In October 2005, the first version of the ISO 27001 was published and essentially replaced BS7799-2 as an audit standard for identifying the maturity and effectiveness of Information Management Systems. Over the years, the standard has matured and developed largely because of the growth in system complexity, the introduction of new technologies and the evolution of adversarial behaviours.
Although regarded as a universal and internationally accepted compliance audit standard, the ability to certify an organisation to ISO 27001 allows visible and tangible security control efforts. It also provides a “comfort level” among supply chain partners. As mentioned, one of the main reasons the standard undergoes revision is to increase its effectiveness as an audit standard. This is to ensure the ISO 27001 standard is responsive to identifying controls which are most effective against modern day threat actors and security risks. The general approach demanded by ISO 27001 is to reduce the risks associated with information security, such as making sure changes are security-tested prior to being put into production.
ISO 27001 has always been designed to be adopted by any organisation, small to global enterprise, in any industry sector to manage security controls effectively. It is generally a systematic approach which aligns employees’ activities, business processes and security control technology to maintain robust defences against threats to the organisation. This is achieved via the traditional view of the three pillars of security: confidentiality, integrity and availability.
Achieving full ISO 27001 certification every three years against a standard which comes under regular revision is no small exercise. A senior manager should own the effort and be resourced sufficiently to gain access to the evidence of security control compliance, maintaining standards. When a security control is found to be lacking or is absent, ISO 27002 provides detailed guidance on how to implement the necessary controls.
How will ISO 27001 change in the latest revision?
- Sections 4-10 have not changed and only the security controls listed in ISO 27001 will be updated.
- The controls have also been categorised into more useful groups, enabling streamlining as they are now organised into 4 sections (instead of 14) with 93 controls (instead of 114). These are Organisational Controls (clause 5), People Controls (clause 6), Physical Controls (clause 7) and Technological Controls (clause 8).
- 23 of the controls have been renamed to make them easier to understand.
- No controls have been deleted but 57 controls have been merged into 24.
- One control has been split, namely the 18.2.3 Technical compliance review. This has been split into 5.36 Conformance with policies, rules, and standard for information security and 8.8 Management of Technical Vulnerabilities
- In addition to the split control, 11 new controls were added. These are:
- 5.7 Threat Intelligence
- 5.23 Information security for use of cloud services
- 5.30 ICT readiness for business continuity
- 7.4 Physical security monitoring
- 8.10 Information deletion
- 8.11 Data masking
- 8.12 Data leakage prevention
- 8.16 Monitoring activities
- 8.23 Web filtering
- 8.28 Secure coding.

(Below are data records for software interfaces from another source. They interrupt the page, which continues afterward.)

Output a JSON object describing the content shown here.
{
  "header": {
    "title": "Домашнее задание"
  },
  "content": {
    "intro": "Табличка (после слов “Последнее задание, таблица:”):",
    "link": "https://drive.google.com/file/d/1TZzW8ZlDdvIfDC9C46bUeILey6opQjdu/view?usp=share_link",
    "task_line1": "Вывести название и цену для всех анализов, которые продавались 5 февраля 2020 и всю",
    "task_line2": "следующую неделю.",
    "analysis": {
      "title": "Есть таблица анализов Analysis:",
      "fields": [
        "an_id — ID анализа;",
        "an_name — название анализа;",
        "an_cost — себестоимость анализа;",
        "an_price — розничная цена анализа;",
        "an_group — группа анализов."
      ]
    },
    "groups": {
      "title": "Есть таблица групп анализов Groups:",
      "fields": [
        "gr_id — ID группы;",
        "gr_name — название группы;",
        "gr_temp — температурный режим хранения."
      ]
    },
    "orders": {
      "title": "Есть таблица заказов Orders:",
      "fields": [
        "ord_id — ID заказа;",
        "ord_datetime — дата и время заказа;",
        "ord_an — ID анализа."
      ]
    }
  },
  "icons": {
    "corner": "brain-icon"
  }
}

Like all the new 11 controls, ISO 27001 5.7 will require an organisation to make an investment and address threat intelligence within their processes. This must be reflected in the organisation’s documentation and policies. As this control is designed to provide business risk reduction and governance support (GRC), it is highly unlikely that it can avoid being part of the statement of applicability. Therefore, all organisations will need to give this area careful consideration, not only to meet the standard, but for good practice and a recognition that it will assist with compliance with other regulations such as the General Data Protection Regulation (GDPR).

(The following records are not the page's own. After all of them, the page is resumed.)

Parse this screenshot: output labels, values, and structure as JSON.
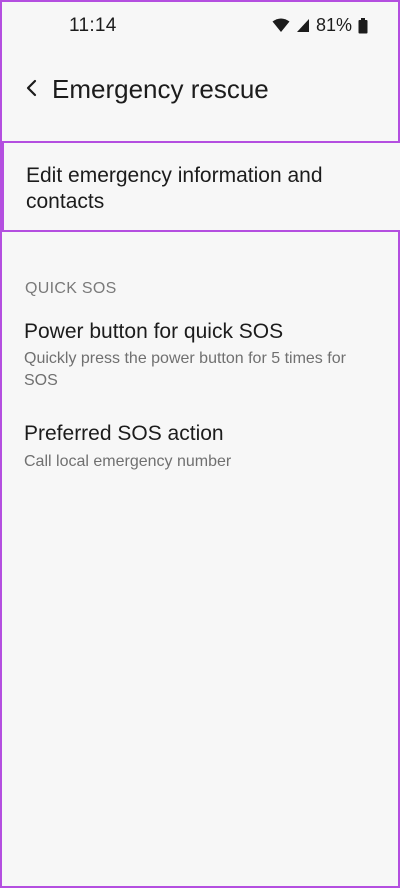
{
  "status_bar": {
    "time": "11:14",
    "battery": "81%",
    "icons": [
      "wifi-icon",
      "signal-icon",
      "battery-icon"
    ]
  },
  "header": {
    "back_icon": "chevron-left-icon",
    "title": "Emergency rescue"
  },
  "edit_emergency": {
    "label": "Edit emergency information and contacts"
  },
  "quick_sos": {
    "section_title": "QUICK SOS",
    "items": [
      {
        "title": "Power button for quick SOS",
        "description": "Quickly press the power button for 5 times for SOS"
      },
      {
        "title": "Preferred SOS action",
        "description": "Call local emergency number"
      }
    ]
  },
  "colors": {
    "highlight_border": "#b44fe0",
    "background": "#f7f7f7",
    "primary_text": "#1c1c1c",
    "secondary_text": "#707070"
  }
}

The fulfilment of threat intelligence control within the organisation will require both evidence of existence and measurement of effectiveness. The evidence of existence of the control is straight-forward and can include:
- Oversight of reports that detail current threats, the threat landscape and types of attacks, including those relevant to your industry.

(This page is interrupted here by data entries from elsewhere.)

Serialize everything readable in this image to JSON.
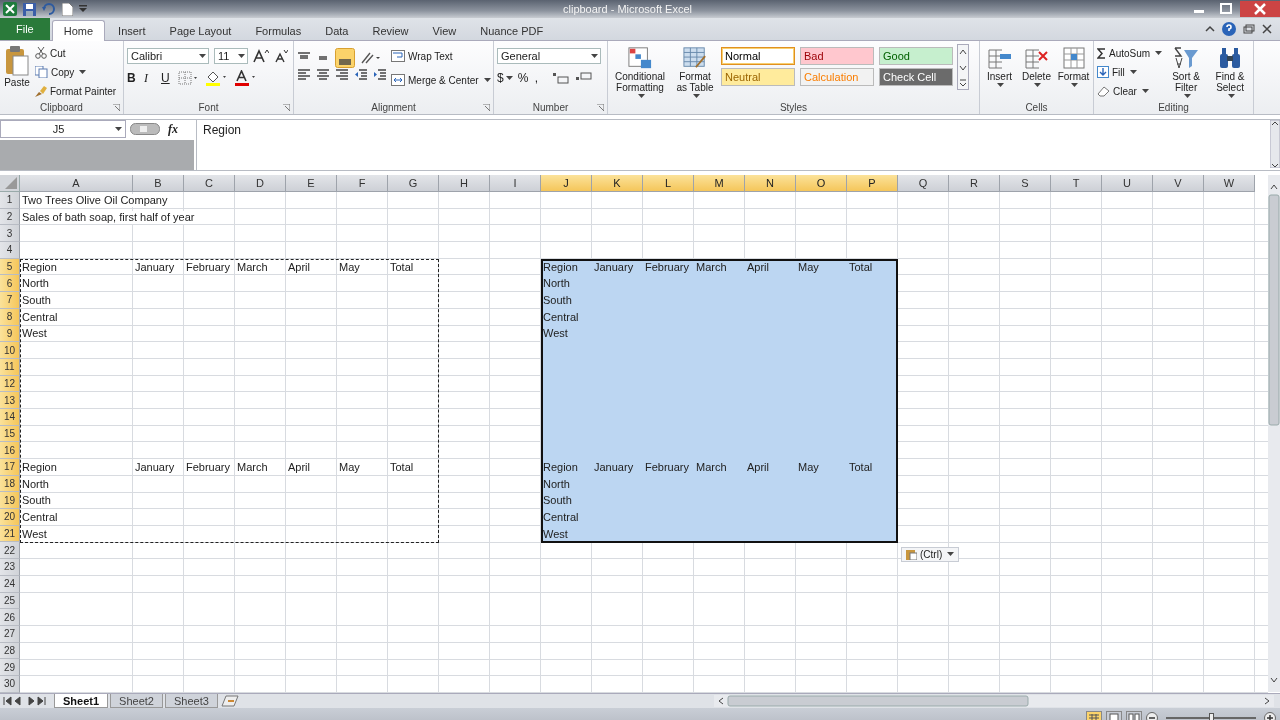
{
  "window": {
    "title": "clipboard - Microsoft Excel"
  },
  "ribbon_tabs": [
    {
      "label": "File",
      "kind": "file",
      "selected": false
    },
    {
      "label": "Home",
      "kind": "tab",
      "selected": true
    },
    {
      "label": "Insert",
      "kind": "tab",
      "selected": false
    },
    {
      "label": "Page Layout",
      "kind": "tab",
      "selected": false
    },
    {
      "label": "Formulas",
      "kind": "tab",
      "selected": false
    },
    {
      "label": "Data",
      "kind": "tab",
      "selected": false
    },
    {
      "label": "Review",
      "kind": "tab",
      "selected": false
    },
    {
      "label": "View",
      "kind": "tab",
      "selected": false
    },
    {
      "label": "Nuance PDF",
      "kind": "tab",
      "selected": false
    }
  ],
  "ribbon": {
    "clipboard": {
      "label": "Clipboard",
      "paste": "Paste",
      "cut": "Cut",
      "copy": "Copy",
      "format_painter": "Format Painter"
    },
    "font": {
      "label": "Font",
      "family": "Calibri",
      "size": "11",
      "bold": "B",
      "italic": "I",
      "underline": "U"
    },
    "alignment": {
      "label": "Alignment",
      "wrap_text": "Wrap Text",
      "merge_center": "Merge & Center"
    },
    "number": {
      "label": "Number",
      "format": "General",
      "currency": "$",
      "percent": "%",
      "comma": ","
    },
    "styles": {
      "label": "Styles",
      "conditional": "Conditional Formatting",
      "format_table": "Format as Table",
      "cell_styles": [
        {
          "label": "Normal",
          "kind": "normal",
          "selected": true
        },
        {
          "label": "Bad",
          "kind": "bad",
          "selected": false
        },
        {
          "label": "Good",
          "kind": "good",
          "selected": false
        },
        {
          "label": "Neutral",
          "kind": "neutral",
          "selected": false
        },
        {
          "label": "Calculation",
          "kind": "calculation",
          "selected": false
        },
        {
          "label": "Check Cell",
          "kind": "check",
          "selected": false
        }
      ]
    },
    "cells": {
      "label": "Cells",
      "insert": "Insert",
      "delete": "Delete",
      "format": "Format"
    },
    "editing": {
      "label": "Editing",
      "autosum": "AutoSum",
      "fill": "Fill",
      "clear": "Clear",
      "sort_filter": "Sort & Filter",
      "find_select": "Find & Select"
    }
  },
  "formula_bar": {
    "name_box": "J5",
    "function_label": "fx",
    "value": "Region"
  },
  "grid": {
    "columns": [
      {
        "label": "A",
        "selected": false
      },
      {
        "label": "B",
        "selected": false
      },
      {
        "label": "C",
        "selected": false
      },
      {
        "label": "D",
        "selected": false
      },
      {
        "label": "E",
        "selected": false
      },
      {
        "label": "F",
        "selected": false
      },
      {
        "label": "G",
        "selected": false
      },
      {
        "label": "H",
        "selected": false
      },
      {
        "label": "I",
        "selected": false
      },
      {
        "label": "J",
        "selected": true
      },
      {
        "label": "K",
        "selected": true
      },
      {
        "label": "L",
        "selected": true
      },
      {
        "label": "M",
        "selected": true
      },
      {
        "label": "N",
        "selected": true
      },
      {
        "label": "O",
        "selected": true
      },
      {
        "label": "P",
        "selected": true
      },
      {
        "label": "Q",
        "selected": false
      },
      {
        "label": "R",
        "selected": false
      },
      {
        "label": "S",
        "selected": false
      },
      {
        "label": "T",
        "selected": false
      },
      {
        "label": "U",
        "selected": false
      },
      {
        "label": "V",
        "selected": false
      },
      {
        "label": "W",
        "selected": false
      }
    ],
    "rows": [
      {
        "label": "1",
        "selected": false,
        "cells": [
          "Two Trees Olive Oil Company"
        ]
      },
      {
        "label": "2",
        "selected": false,
        "cells": [
          "Sales of bath soap, first half of year"
        ]
      },
      {
        "label": "3",
        "selected": false,
        "cells": []
      },
      {
        "label": "4",
        "selected": false,
        "cells": []
      },
      {
        "label": "5",
        "selected": true,
        "cells": [
          "Region",
          "January",
          "February",
          "March",
          "April",
          "May",
          "Total",
          null,
          null,
          "Region",
          "January",
          "February",
          "March",
          "April",
          "May",
          "Total"
        ]
      },
      {
        "label": "6",
        "selected": true,
        "cells": [
          "North",
          null,
          null,
          null,
          null,
          null,
          null,
          null,
          null,
          "North"
        ]
      },
      {
        "label": "7",
        "selected": true,
        "cells": [
          "South",
          null,
          null,
          null,
          null,
          null,
          null,
          null,
          null,
          "South"
        ]
      },
      {
        "label": "8",
        "selected": true,
        "cells": [
          "Central",
          null,
          null,
          null,
          null,
          null,
          null,
          null,
          null,
          "Central"
        ]
      },
      {
        "label": "9",
        "selected": true,
        "cells": [
          "West",
          null,
          null,
          null,
          null,
          null,
          null,
          null,
          null,
          "West"
        ]
      },
      {
        "label": "10",
        "selected": true,
        "cells": []
      },
      {
        "label": "11",
        "selected": true,
        "cells": []
      },
      {
        "label": "12",
        "selected": true,
        "cells": []
      },
      {
        "label": "13",
        "selected": true,
        "cells": []
      },
      {
        "label": "14",
        "selected": true,
        "cells": []
      },
      {
        "label": "15",
        "selected": true,
        "cells": []
      },
      {
        "label": "16",
        "selected": true,
        "cells": []
      },
      {
        "label": "17",
        "selected": true,
        "cells": [
          "Region",
          "January",
          "February",
          "March",
          "April",
          "May",
          "Total",
          null,
          null,
          "Region",
          "January",
          "February",
          "March",
          "April",
          "May",
          "Total"
        ]
      },
      {
        "label": "18",
        "selected": true,
        "cells": [
          "North",
          null,
          null,
          null,
          null,
          null,
          null,
          null,
          null,
          "North"
        ]
      },
      {
        "label": "19",
        "selected": true,
        "cells": [
          "South",
          null,
          null,
          null,
          null,
          null,
          null,
          null,
          null,
          "South"
        ]
      },
      {
        "label": "20",
        "selected": true,
        "cells": [
          "Central",
          null,
          null,
          null,
          null,
          null,
          null,
          null,
          null,
          "Central"
        ]
      },
      {
        "label": "21",
        "selected": true,
        "cells": [
          "West",
          null,
          null,
          null,
          null,
          null,
          null,
          null,
          null,
          "West"
        ]
      },
      {
        "label": "22",
        "selected": false,
        "cells": []
      },
      {
        "label": "23",
        "selected": false,
        "cells": []
      },
      {
        "label": "24",
        "selected": false,
        "cells": []
      },
      {
        "label": "25",
        "selected": false,
        "cells": []
      },
      {
        "label": "26",
        "selected": false,
        "cells": []
      },
      {
        "label": "27",
        "selected": false,
        "cells": []
      },
      {
        "label": "28",
        "selected": false,
        "cells": []
      },
      {
        "label": "29",
        "selected": false,
        "cells": []
      },
      {
        "label": "30",
        "selected": false,
        "cells": []
      }
    ]
  },
  "paste_options": {
    "label": "(Ctrl)"
  },
  "sheet_tabs": [
    {
      "label": "Sheet1",
      "selected": true
    },
    {
      "label": "Sheet2",
      "selected": false
    },
    {
      "label": "Sheet3",
      "selected": false
    }
  ],
  "status_bar": {
    "views": [
      {
        "kind": "normal",
        "selected": true
      },
      {
        "kind": "layout",
        "selected": false
      },
      {
        "kind": "break",
        "selected": false
      }
    ],
    "zoom": {
      "level": 0.5
    }
  }
}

- Identification of attacker methodologies, tools, tactics, indicators of compromise and the ability to monitor threats to your supply chain.
- The reports must be insightful, contextual, and actionable. The processes supporting threat intelligence should ensure intelligence reports are actioned and measures taken to mitigate the threats identified.
As an example, software vulnerabilities, vendor mitigations and vendor patches are constantly being released. It is important to be able to identify if the software vulnerability relevant to your organisation is exposed – especially in the case of a remote code execution vulnerability – and under active exploit by a threat actor. This information should be fed into a ticketing or tracking system, ensuring that teams can coordinate to address the issue as a priority.
Not only should the above be supported by a policy and a process/workflow, but the details of an intelligence report should also be captured in the ticketing or tracking system for later audit review. A threat intelligence capability that cannot influence organisational activity to mitigate a threat will not be deemed effective. Put another way, when it comes to threat intelligence “action speaks louder than words”.
Please visit cyjax.com or email firstname.lastname@example.org for details on how we can help your organisation deploy an effective threat intelligence capability to meet ISO 27001 control requirements.